The problem with 'PowerPoints' is that you have to listen to each one. That wouldn't be so bad if students didn't animate every bullet and write every word they intend to say as bullets. We'll explore several ways to create presentations that will eliminate the dreaded animated bullets and resulting abject boredom.

To read an in-depth blog post on this topic, check out my blog here.

Presentation Theory (general notes to avoid crap-presentations)

Before we speak of tools, let's talk about what makes a good presentation. Power Point, after all isn't a bad tool. Unfortunately, too many people mistake bullet points for paragraph markers, fill their slides with text, and read the entire text of the presentation to you from the slides in a painfully monotone performance.

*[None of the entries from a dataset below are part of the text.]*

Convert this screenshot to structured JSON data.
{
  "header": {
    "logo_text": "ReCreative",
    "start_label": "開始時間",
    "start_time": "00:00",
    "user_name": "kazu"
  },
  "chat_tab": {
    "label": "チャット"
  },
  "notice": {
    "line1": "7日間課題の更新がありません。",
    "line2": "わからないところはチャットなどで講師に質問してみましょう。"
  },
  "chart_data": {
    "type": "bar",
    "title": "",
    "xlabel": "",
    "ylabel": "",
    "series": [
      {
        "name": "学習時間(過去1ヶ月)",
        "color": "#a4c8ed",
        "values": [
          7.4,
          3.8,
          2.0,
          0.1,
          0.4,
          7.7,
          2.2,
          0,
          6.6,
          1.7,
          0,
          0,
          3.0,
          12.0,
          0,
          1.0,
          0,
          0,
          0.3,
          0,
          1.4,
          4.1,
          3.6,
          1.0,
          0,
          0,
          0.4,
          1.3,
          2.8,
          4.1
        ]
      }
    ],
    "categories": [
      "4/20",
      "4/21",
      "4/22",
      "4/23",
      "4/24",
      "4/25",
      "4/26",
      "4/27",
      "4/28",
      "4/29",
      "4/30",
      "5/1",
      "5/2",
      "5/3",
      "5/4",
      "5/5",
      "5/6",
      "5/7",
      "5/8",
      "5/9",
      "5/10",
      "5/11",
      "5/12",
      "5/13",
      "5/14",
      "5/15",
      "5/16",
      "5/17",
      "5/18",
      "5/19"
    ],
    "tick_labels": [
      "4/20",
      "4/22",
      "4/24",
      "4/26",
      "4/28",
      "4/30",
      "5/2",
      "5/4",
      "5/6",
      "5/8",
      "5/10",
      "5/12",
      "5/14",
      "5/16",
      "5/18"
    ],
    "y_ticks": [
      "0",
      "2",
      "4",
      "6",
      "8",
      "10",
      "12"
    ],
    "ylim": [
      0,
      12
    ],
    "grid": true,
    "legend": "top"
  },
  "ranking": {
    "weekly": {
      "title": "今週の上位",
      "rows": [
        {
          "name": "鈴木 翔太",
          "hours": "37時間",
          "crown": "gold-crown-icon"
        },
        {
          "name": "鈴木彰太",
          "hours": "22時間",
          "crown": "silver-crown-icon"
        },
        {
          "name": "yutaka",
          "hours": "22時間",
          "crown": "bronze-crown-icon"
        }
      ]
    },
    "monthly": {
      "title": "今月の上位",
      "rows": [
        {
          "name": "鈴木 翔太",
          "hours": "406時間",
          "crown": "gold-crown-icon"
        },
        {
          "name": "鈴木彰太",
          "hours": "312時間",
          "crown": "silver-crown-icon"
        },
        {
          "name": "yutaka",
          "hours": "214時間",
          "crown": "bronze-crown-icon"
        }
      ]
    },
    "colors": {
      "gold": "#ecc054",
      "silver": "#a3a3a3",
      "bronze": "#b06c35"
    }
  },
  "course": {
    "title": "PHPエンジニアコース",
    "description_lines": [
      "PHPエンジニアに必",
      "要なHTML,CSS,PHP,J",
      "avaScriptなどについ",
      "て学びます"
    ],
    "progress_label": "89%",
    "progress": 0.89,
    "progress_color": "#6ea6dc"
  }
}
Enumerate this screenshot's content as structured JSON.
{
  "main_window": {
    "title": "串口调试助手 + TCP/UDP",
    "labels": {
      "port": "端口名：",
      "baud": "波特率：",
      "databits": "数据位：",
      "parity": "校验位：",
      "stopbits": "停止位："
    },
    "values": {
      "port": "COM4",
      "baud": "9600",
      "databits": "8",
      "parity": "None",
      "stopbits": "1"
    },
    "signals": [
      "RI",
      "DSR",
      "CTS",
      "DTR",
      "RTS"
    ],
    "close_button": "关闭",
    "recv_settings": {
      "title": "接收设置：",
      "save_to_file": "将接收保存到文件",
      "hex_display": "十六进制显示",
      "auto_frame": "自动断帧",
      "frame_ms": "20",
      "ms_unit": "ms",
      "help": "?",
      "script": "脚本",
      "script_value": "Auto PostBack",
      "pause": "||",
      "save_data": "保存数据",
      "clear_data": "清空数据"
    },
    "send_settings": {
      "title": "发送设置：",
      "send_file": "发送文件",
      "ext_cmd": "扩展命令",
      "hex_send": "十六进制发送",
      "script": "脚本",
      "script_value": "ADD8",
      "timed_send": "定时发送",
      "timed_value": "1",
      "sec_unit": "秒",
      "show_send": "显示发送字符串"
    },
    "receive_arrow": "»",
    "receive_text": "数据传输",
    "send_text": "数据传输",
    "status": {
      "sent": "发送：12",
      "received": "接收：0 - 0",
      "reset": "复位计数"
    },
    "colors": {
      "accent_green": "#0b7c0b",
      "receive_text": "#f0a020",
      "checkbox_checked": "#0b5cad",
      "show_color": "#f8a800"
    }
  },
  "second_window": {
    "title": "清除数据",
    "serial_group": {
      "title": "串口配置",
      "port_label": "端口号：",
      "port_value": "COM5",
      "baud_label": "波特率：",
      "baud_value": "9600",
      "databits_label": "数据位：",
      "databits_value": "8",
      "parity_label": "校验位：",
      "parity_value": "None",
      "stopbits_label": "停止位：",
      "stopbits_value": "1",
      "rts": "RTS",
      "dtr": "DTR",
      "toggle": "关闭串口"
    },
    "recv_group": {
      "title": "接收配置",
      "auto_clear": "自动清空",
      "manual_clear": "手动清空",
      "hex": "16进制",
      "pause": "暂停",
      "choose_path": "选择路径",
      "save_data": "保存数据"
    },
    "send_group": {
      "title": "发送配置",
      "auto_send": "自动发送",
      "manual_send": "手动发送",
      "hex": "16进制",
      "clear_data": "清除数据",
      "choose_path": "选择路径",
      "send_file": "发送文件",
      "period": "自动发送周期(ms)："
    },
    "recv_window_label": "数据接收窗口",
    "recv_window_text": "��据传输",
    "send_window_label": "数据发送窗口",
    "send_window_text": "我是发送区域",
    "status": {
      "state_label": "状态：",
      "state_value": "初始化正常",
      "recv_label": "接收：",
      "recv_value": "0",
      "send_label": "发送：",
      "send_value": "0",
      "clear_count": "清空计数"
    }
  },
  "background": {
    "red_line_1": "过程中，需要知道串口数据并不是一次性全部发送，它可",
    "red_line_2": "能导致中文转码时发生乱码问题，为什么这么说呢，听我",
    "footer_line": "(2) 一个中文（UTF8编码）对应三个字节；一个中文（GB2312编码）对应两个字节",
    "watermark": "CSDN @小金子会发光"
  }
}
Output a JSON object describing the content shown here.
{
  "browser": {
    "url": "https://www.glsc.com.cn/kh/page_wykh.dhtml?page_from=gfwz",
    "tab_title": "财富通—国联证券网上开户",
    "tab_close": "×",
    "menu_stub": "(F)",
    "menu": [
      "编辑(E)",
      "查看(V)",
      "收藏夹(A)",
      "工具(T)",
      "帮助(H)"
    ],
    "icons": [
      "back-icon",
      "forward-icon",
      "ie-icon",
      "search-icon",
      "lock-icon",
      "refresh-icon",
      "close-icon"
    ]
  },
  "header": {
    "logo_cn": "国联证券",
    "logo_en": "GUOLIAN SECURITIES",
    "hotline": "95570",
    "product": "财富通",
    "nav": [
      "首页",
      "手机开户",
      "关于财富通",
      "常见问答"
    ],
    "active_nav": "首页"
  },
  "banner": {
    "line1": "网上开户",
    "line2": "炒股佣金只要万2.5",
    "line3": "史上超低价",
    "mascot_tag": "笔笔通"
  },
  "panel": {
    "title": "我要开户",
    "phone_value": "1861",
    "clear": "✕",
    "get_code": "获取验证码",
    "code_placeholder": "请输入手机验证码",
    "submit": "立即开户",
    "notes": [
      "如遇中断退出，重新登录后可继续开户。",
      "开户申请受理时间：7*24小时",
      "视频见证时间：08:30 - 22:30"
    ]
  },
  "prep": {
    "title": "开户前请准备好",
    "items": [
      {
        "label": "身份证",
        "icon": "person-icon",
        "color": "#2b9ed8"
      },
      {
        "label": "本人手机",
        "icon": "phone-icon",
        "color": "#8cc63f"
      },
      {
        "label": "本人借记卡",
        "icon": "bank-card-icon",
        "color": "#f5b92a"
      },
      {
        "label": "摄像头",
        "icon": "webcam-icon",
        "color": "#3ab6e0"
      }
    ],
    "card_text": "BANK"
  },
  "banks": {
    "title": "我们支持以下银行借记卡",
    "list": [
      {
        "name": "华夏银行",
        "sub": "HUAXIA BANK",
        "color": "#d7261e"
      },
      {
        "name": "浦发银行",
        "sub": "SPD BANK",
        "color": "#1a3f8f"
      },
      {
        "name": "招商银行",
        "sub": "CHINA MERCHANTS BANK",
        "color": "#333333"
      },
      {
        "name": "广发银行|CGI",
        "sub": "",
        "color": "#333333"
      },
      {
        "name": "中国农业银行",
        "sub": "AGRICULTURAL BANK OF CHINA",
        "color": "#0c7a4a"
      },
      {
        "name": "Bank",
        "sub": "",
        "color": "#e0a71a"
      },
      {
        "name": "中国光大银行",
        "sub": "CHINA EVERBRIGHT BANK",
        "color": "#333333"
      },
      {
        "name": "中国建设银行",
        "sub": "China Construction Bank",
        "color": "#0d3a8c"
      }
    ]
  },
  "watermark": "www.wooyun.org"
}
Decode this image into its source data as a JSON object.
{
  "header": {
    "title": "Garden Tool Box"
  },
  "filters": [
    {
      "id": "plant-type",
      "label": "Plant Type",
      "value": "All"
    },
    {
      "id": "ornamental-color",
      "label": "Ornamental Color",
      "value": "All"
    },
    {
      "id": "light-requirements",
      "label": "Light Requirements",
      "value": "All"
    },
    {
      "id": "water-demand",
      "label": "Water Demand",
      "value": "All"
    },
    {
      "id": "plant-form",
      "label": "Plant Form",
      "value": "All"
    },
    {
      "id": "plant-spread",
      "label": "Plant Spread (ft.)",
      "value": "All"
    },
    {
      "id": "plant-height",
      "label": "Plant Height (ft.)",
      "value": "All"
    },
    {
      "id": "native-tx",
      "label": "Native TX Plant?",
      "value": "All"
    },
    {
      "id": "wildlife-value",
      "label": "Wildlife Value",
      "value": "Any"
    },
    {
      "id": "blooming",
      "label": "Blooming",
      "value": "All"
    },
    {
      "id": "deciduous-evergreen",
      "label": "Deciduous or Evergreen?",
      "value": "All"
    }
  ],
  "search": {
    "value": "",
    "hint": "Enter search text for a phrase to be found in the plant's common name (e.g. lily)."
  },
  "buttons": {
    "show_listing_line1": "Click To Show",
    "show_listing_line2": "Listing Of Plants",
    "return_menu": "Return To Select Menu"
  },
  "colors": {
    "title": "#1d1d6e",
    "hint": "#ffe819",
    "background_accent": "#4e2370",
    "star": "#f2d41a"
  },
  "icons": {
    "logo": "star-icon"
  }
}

The main key here is "Show and Tell" The presentation tool shows and you tell.
I like the way Sean Silverthorne summarizes the Jobs litmus test for your presentation:
  1. Does each slide convey just one idea?
  2. Are images sometimes [I would say often] used instead of words to convey those ideas?
  3. Do the slides make use of empty space?
  4. Does the deck sometimes disappear, leaving nothing between you and your audience?
  5. Have you minimized bullet lists, distracting effects and eye charts?


Specific Presentation Methods

Do one of these, and you get an automatic "A"

  • pecha kucha - (pronounced peh-chalk'-cha) - twenty slides, twenty seconds each. No bullets
  • ignite - Supposed to be funny, but ignore that. Twenty slides, fifteen seconds each, no bullets. I prefer this one. Talking for 20 seconds can be too difficult for students.

PechaKucha (20x20) technique, which is all visual.

  • 20 Slides
  • 20 Seconds Each
  • NO BULLET TEXT
  • a well designed / chosen graphic on every slide.

Some templates:

Ignite

ignite - Supposed to be funny, but ignore that. Twenty slides, fifteen seconds each, no bullets. I prefer this one. Talking for 20 seconds can be too difficult for students.

Template

  • None yet

New Presentation Tools

The use of any of these tools does not exempt you from the guidelines above. You can still make a terrible presentation with a cool tool.

Prezi

Billed as the "zooming presentation editor", Prezi excels at fun transitions and non-linear presentations. Like Power Point, though, it is equally susceptible to bad design. Notice how the official Prezi promo video uses the same techniques discussed above, combined with this cool interface. Do all of the smash-mouth, roller-coaster transitions you want to; a badly constructed presentation will still be terrible to sit through.